You can find the best fender flares for you at CarParts.com. Make sure you enter your vehicle’s correct year, make, and model, to narrow down your search. Browse through our selection of fender flare replacement parts and find the right one for your truck or SUV.
Steps in Replacing a Fender Flare
Installing fender flares is one of the easiest ways to add style and protection to your vehicle. Whether you're an off-road enthusiast or you just want a more customized and rugged look for your ride, fender flares are great exterior accessories. Aside from adding width to the wheel wells, these flares also protect the sides of your vehicle from damage. Rocks, mud, and other potentially harmful road elements may chip off the paint job and bring unsightly dents to your vehicle panels. Install fender flares to maintain your ride's shiny and polished look. Here are the tools you'll need and the steps in installing fender flares:
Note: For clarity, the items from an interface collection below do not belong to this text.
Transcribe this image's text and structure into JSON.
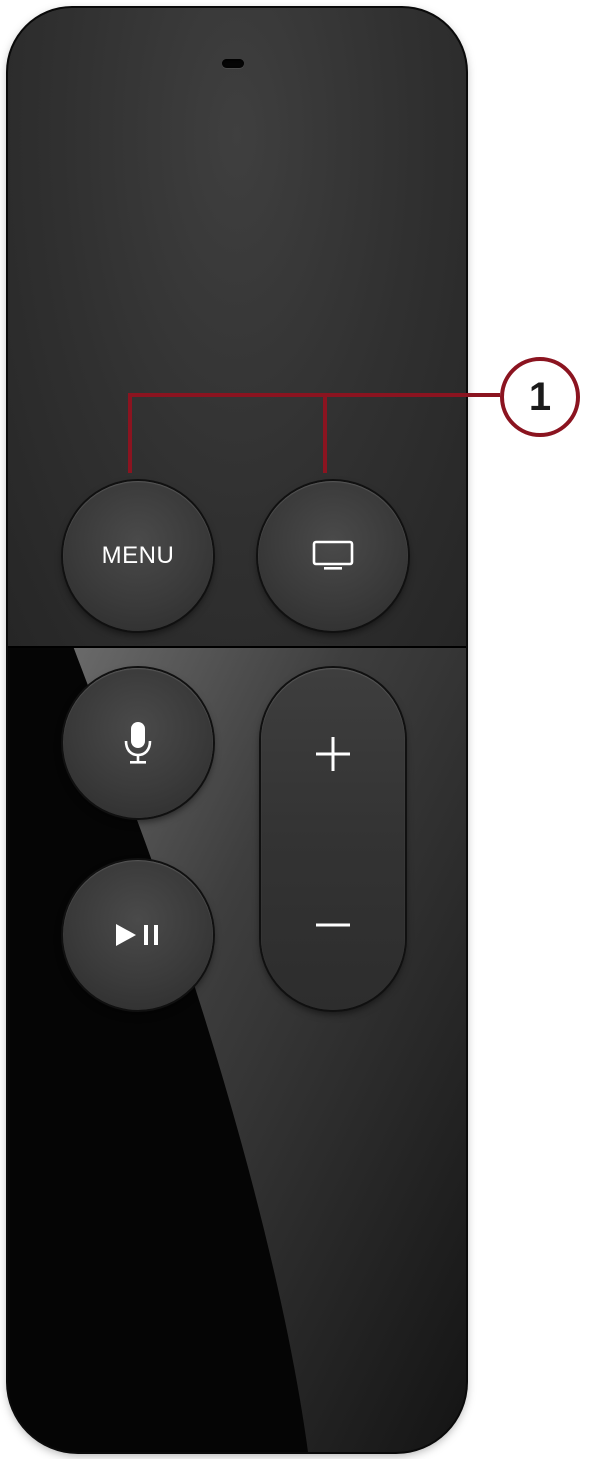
{
  "remote": {
    "buttons": {
      "menu_label": "MENU",
      "tv_icon": "tv-icon",
      "siri_icon": "microphone-icon",
      "play_pause_icon": "play-pause-icon",
      "volume_up_icon": "plus-icon",
      "volume_down_icon": "minus-icon"
    }
  },
  "callout": {
    "number": "1",
    "color": "#8b1420"
  }
}
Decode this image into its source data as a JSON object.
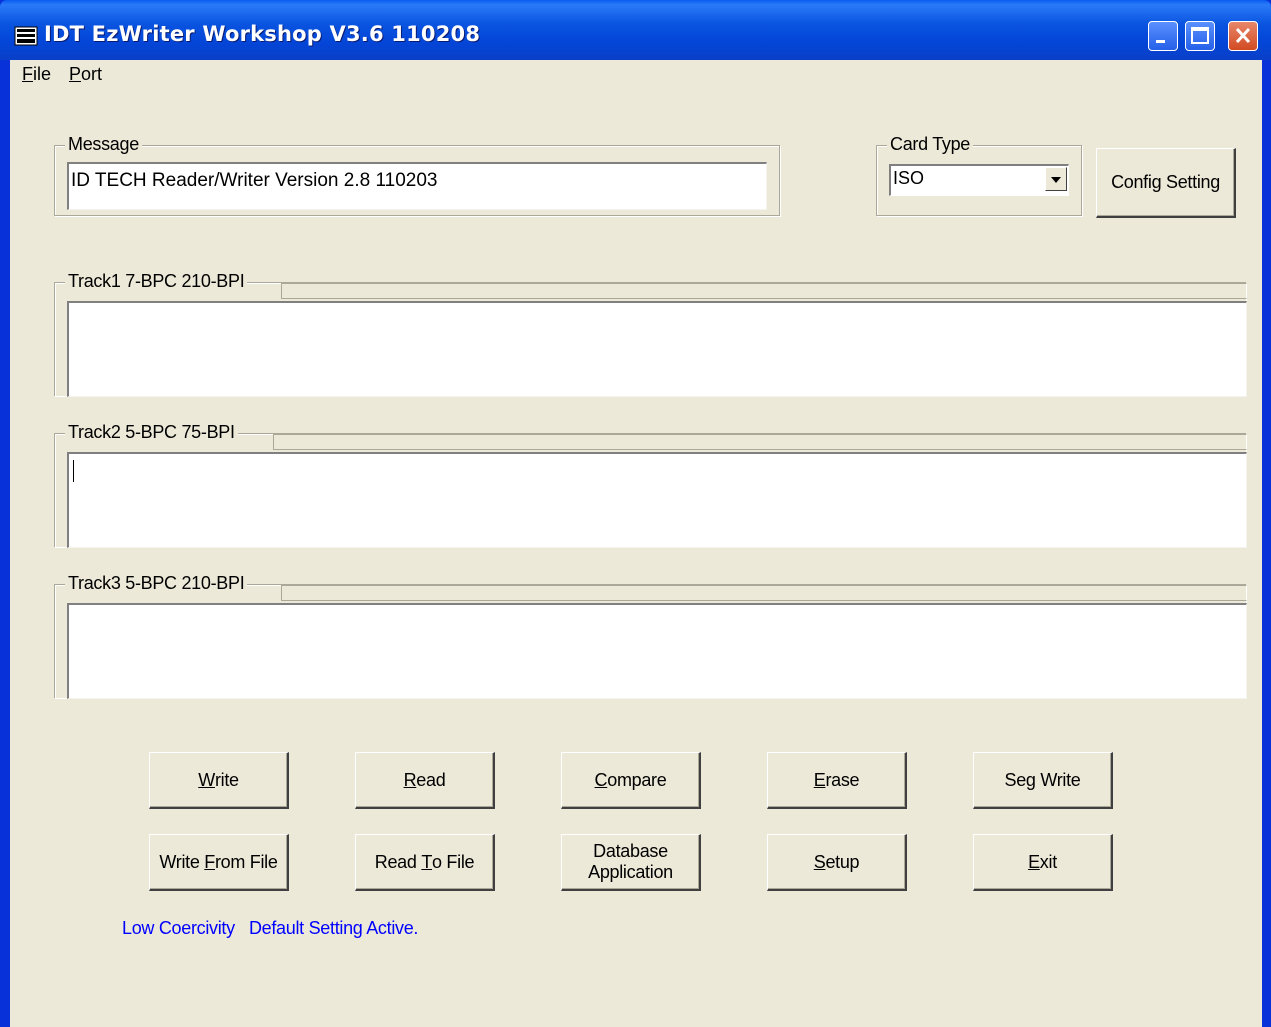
{
  "window": {
    "title": "IDT EzWriter Workshop V3.6 110208",
    "minimize_icon": "minimize-icon",
    "maximize_icon": "maximize-icon",
    "close_icon": "close-icon"
  },
  "menu": {
    "file": {
      "underline": "F",
      "rest": "ile"
    },
    "port": {
      "underline": "P",
      "rest": "ort"
    }
  },
  "message": {
    "label": "Message",
    "value": "ID TECH Reader/Writer Version 2.8 110203"
  },
  "card_type": {
    "label": "Card Type",
    "selected": "ISO"
  },
  "config_button": "Config Setting",
  "tracks": [
    {
      "label": "Track1   7-BPC   210-BPI",
      "value": ""
    },
    {
      "label": "Track2   5-BPC   75-BPI",
      "value": ""
    },
    {
      "label": "Track3   5-BPC   210-BPI",
      "value": ""
    }
  ],
  "buttons": {
    "write": {
      "underline": "W",
      "rest": "rite"
    },
    "read": {
      "underline": "R",
      "rest": "ead"
    },
    "compare": {
      "underline": "C",
      "rest": "ompare"
    },
    "erase": {
      "underline": "E",
      "rest": "rase"
    },
    "seg_write": "Seg Write",
    "write_from_file": {
      "pre": "Write ",
      "underline": "F",
      "rest": "rom File"
    },
    "read_to_file": {
      "pre": "Read ",
      "underline": "T",
      "rest": "o File"
    },
    "database_application": {
      "line1": "Database",
      "line2": "Application"
    },
    "setup": {
      "underline": "S",
      "rest": "etup"
    },
    "exit": {
      "underline": "E",
      "rest": "xit"
    }
  },
  "status": "Low Coercivity   Default Setting Active.",
  "colors": {
    "titlebar": "#0a54e0",
    "status_text": "#0000ff",
    "close_button": "#d24a22"
  }
}
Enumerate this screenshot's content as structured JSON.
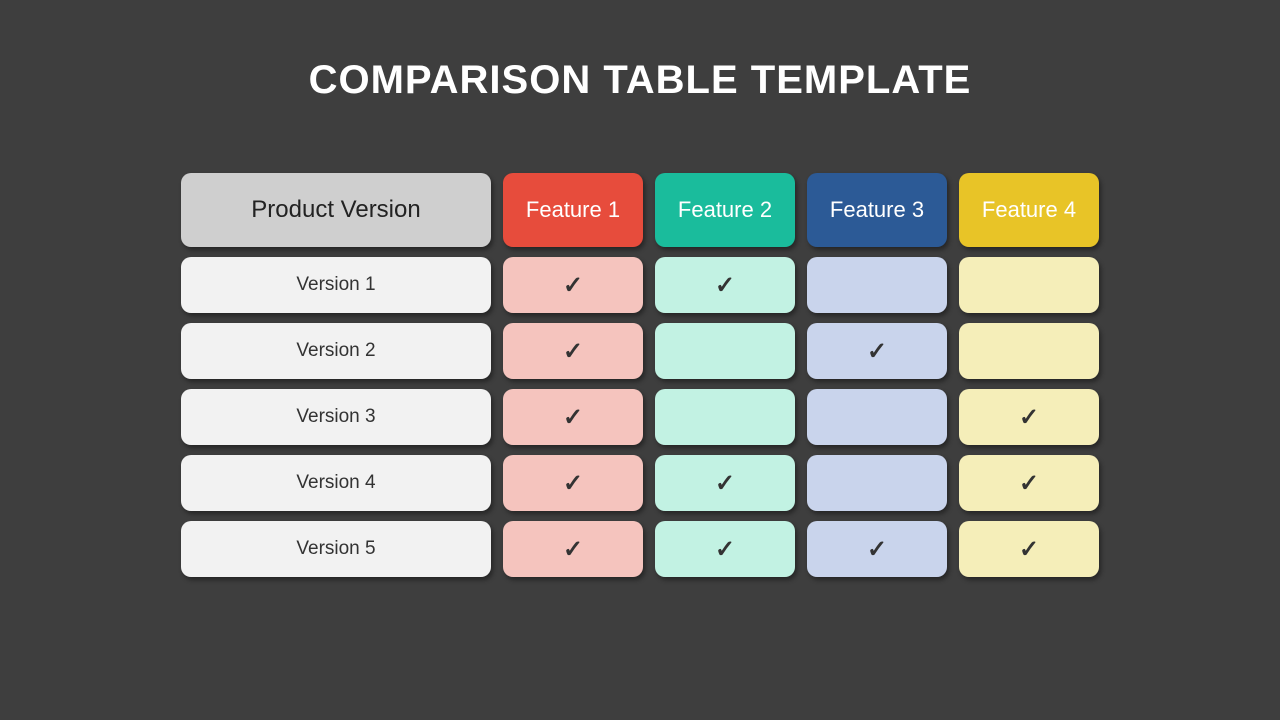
{
  "title": "COMPARISON TABLE TEMPLATE",
  "headers": {
    "main": "Product Version",
    "f1": "Feature 1",
    "f2": "Feature 2",
    "f3": "Feature 3",
    "f4": "Feature 4"
  },
  "rows": [
    {
      "label": "Version 1",
      "f1": true,
      "f2": true,
      "f3": false,
      "f4": false
    },
    {
      "label": "Version 2",
      "f1": true,
      "f2": false,
      "f3": true,
      "f4": false
    },
    {
      "label": "Version 3",
      "f1": true,
      "f2": false,
      "f3": false,
      "f4": true
    },
    {
      "label": "Version 4",
      "f1": true,
      "f2": true,
      "f3": false,
      "f4": true
    },
    {
      "label": "Version 5",
      "f1": true,
      "f2": true,
      "f3": true,
      "f4": true
    }
  ],
  "checkmark": "✓"
}
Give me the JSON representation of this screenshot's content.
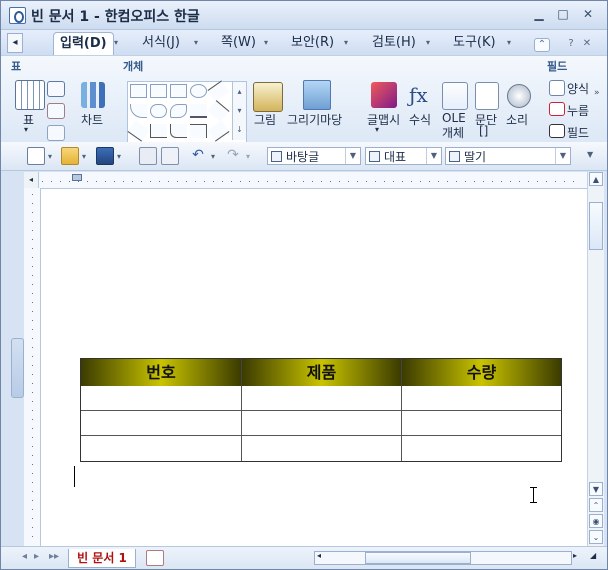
{
  "window": {
    "title": "빈 문서 1 - 한컴오피스 한글"
  },
  "menu": {
    "tabs": [
      {
        "label": "입력(D)",
        "active": true
      },
      {
        "label": "서식(J)"
      },
      {
        "label": "쪽(W)"
      },
      {
        "label": "보안(R)"
      },
      {
        "label": "검토(H)"
      },
      {
        "label": "도구(K)"
      }
    ]
  },
  "ribbon": {
    "groups": {
      "table_group": "표",
      "object_group": "개체",
      "field_group": "필드"
    },
    "buttons": {
      "table": "표",
      "chart": "차트",
      "picture": "그림",
      "drawing_madang": "그리기마당",
      "glyph_text": "글맵시",
      "equation": "수식",
      "ole_line1": "OLE",
      "ole_line2": "개체",
      "paragraph_line1": "문단",
      "paragraph_line2": "[]",
      "sound": "소리",
      "field_form": "양식",
      "field_click": "누름",
      "field_field": "필드"
    }
  },
  "toolbar": {
    "style_value": "바탕글",
    "font_value": "대표",
    "font_name_value": "딸기"
  },
  "document": {
    "table_headers": [
      "번호",
      "제품",
      "수량"
    ]
  },
  "status": {
    "doc_tab": "빈 문서 1"
  }
}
Difficulty level: Easy
Tools that you need:
- Safety glasses
- Protective body equipment (gloves)
- Drill and metal drill bits
- 3/8-inch adjustable ratchet and socket set
Step 1: Prepare the fender flares for installation. The preparation process may include painting the flares to match your vehicle and cleaning it to remove grease or any other residue. Wash the interior of the wheel wells.
Step 2: Remove the bolts from old fender flares using a 3/8-inch ratchet and socket set. Reach behind the fender to access these bolts more easily.
Step 3: Align the new fender flare against your vehicle's body to check if it fits correctly. The front edge must be aligned with the bumper, while the lower portion must be aligned with the bottom of the fender.
Step 4: Drill holes for the new fender flares. You may drill bits if your car doesn't have pre-drilled holes for fender flare installation yet.
Step 5: New fender flares come with double-sided adhesive tapes, so you can easily install them on the wheel wells. Press the flare flat against the wheel well's under-lip for a few minutes to ensure the adhesive sticks properly.
Step 6: Fit the new fender flares tightly into the holes you drilled and bolt them securely using a set of mounting screws.
Installation takes about 10 to 15 minutes for each fender flare.